Many people naturally associate Brighton with its rich Regency history, but what sometimes gets less attention is the area’s substantial prehistory.
After all, we have several important archeological sites on our doorstep, including Whitehawk and the Black Rock Beach, with Boxgrove just down the road in West Sussex.
If you follow the Undercliff Walk from Brighton Marina to Rottingdean you can still see evidence of the shingle raised beach now suspended in the cliffs, which points to the great changes in climate witnessed during and after the Ice Age.
This beach would have provided rich hunting grounds for Neanderthal man some 250,0000 years ago, including horse, red deer, bison and mammoths. We can’t promise it but there’s even a chance you may see the odd mammoth tusk poking out from the cliffs!
With the help of Curator Andy Maxted, I took a mini ‘virtual dig’ myself and was given a quick tour of the archeology collections down in the storerooms beneath the museum, where hundreds of fascinating items await discovery in sets of pristine white drawers.
Curator Andy Maxted and his axehead
Firstly I was shown a pretty rare hand axe which has recently been unearthed, as it were. The axe was a pretty exciting discovery, since it was only the third one from the lower Paleolithic era found in Brighton and Hove.
As the name suggests, the axe would be gripped ergonomically in the palm and used mainly to butcher animals such as straight tusked elephant, giant elk, rhino, auroch (an extinct species of cattle) and even lions found roaming the plains of ‘Britain’, at a time when we were still connected to the land mass of what’s now continental Europe.
(Forgive me but I couldn’t quite resist the above caption opp. I wonder which other curators we can match with rhyming items from the collections? Consider the gauntlet well and truly thrown down!)
Knap in Hand
It would have been worked into shape – or ‘knapped’ – against a larger piece of flint. Seeing the axe, alongside dozens of similar pieces of flint in a range of shapes and sizes, made me wonder just how they’re correctly identified as tools and not just random pieces of flint, so Andy showed me the delicate scars and lesions that show where the item’s been worked, though in all honesty my untrained eyes still struggled to see these telltale signs, so I will probably have to take his word for it!
If it Ain’t Broke…
Handaxes like these were the main tool used by various stages of man for 1.8 million years. Just think about that for a second.

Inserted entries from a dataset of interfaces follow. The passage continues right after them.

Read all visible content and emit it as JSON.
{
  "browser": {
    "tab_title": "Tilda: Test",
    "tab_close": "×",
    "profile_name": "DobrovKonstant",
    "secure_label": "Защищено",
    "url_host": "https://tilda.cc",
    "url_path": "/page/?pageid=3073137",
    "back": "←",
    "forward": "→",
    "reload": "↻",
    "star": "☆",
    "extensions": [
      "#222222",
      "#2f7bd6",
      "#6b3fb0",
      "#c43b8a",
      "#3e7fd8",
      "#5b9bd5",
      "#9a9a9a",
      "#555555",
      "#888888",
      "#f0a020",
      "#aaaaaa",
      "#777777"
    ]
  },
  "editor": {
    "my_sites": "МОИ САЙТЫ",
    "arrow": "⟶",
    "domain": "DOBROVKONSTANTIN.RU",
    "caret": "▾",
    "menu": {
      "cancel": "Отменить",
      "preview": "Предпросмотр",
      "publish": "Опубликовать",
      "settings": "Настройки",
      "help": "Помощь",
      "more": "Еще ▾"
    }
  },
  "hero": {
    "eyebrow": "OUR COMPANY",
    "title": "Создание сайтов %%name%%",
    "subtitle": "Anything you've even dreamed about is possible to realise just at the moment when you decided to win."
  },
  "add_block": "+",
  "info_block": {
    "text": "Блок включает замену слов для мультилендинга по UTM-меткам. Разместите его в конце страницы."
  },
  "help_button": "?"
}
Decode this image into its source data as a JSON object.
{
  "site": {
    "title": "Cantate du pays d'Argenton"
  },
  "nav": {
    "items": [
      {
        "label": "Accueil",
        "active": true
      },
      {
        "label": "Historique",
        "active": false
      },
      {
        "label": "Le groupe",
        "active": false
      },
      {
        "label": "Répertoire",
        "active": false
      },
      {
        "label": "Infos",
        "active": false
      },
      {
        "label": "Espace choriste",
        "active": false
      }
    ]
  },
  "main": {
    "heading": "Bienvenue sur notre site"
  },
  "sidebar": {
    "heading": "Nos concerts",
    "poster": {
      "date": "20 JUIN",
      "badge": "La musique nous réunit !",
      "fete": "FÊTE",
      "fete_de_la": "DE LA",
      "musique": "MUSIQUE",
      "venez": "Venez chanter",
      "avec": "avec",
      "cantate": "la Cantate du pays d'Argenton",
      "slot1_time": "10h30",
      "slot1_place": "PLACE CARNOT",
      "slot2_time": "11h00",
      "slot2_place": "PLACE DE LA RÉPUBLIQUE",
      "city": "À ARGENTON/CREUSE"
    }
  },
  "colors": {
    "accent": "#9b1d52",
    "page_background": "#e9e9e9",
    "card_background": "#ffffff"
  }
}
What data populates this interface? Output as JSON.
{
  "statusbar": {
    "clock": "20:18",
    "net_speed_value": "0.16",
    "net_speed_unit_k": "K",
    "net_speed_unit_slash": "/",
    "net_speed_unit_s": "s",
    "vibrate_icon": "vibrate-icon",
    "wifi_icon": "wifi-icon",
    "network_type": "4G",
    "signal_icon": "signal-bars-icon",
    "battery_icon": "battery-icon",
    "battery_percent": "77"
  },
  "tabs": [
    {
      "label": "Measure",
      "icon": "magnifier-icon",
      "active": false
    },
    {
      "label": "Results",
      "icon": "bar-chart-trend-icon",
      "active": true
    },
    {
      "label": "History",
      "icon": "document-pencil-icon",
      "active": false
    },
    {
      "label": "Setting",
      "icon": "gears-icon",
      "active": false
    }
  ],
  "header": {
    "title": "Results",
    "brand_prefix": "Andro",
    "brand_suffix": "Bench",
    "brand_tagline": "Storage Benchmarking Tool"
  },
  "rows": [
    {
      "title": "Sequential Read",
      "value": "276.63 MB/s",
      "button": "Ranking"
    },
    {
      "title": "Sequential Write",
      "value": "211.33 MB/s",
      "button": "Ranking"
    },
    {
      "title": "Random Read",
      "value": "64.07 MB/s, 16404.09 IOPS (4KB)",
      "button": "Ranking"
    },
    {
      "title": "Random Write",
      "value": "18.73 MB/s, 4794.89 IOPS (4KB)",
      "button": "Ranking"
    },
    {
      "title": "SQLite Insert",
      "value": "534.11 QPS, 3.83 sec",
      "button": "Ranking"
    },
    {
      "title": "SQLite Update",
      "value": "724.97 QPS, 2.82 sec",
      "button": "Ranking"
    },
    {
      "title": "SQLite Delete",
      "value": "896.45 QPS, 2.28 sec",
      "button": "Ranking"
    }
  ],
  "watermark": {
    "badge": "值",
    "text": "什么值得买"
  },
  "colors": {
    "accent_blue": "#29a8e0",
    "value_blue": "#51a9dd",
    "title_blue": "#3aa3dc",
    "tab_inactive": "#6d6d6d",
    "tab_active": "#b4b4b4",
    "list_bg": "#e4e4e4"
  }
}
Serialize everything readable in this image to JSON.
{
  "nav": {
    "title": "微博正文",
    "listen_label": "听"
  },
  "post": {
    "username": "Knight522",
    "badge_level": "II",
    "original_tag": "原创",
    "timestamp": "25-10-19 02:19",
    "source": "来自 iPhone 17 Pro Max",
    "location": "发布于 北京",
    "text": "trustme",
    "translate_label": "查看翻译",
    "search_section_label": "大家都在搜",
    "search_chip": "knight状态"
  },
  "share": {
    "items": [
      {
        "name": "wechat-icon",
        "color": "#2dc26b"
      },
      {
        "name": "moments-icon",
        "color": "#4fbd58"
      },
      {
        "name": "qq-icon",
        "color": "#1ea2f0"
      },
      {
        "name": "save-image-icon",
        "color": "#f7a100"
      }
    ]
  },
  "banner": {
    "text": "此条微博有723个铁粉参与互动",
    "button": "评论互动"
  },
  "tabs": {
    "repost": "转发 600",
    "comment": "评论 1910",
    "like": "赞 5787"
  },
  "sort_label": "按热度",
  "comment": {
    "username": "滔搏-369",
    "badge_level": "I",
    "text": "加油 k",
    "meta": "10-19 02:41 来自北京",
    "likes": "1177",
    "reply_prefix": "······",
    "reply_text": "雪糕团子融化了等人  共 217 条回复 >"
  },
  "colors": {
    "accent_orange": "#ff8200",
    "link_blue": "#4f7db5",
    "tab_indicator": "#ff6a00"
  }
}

If you consider the speed of development of tools and devices we use today – and just how rapidly they’re deemed to be obsolete – it’s rather mindblowing to think that one tool would have lasted, largely unchanged, for such a vast stretch of time.
The find came about when Andy was organising the Stone Age collection for use by school groups, as the period now features prominently in Key Stage 2 lessons on the National Curriculum (for children aged 7 – 11).
You can check out some of the fantastic and developing learning resources here.
Of course museums rely on academic experts to help identify and verify items of this nature, so Dr James Cole of Brighton University recently popped in to confirm that the handaxe is lower Palaeolithic, making it possibly as old as 400,000 years. The University has recently started a Geography with Archaeology degree, which the Museum hopes to complement by working with their new Archaeology Department on a number of local archaeological projects.
A formal partnership agreement was recently announced between the Museum, the Dome and the University of Brighton, so this is a nice example of the sort of projects that are already arising and will no doubt continue to flourish.
Other Prehistoric Finds
Another item I was shown on this whistle stop tour of several million years of local prehistory included an impressive ceremonial bronze dagger, which may have been made in Europe and brought back as a trade. The dagger was part of the Black Rock hoard, along with some elegantly crafted bracelets, which are thought to be unique to the area and may well have been some sort of tribal badge.
I was also shown some early examples of handicrafts, such as this charming piece of Ice Age art, a carved reindeer bone.
Of course this is just the tip of the Ice Age iceberg, as it were. No doubt I’ll be back for another subterranean foray into the museum stores soon. As for the title of this post, well I know, I know, but it could have been worse. I could have gone with ‘a hard axe to follow.’
Jools Stone, Blogger in Residence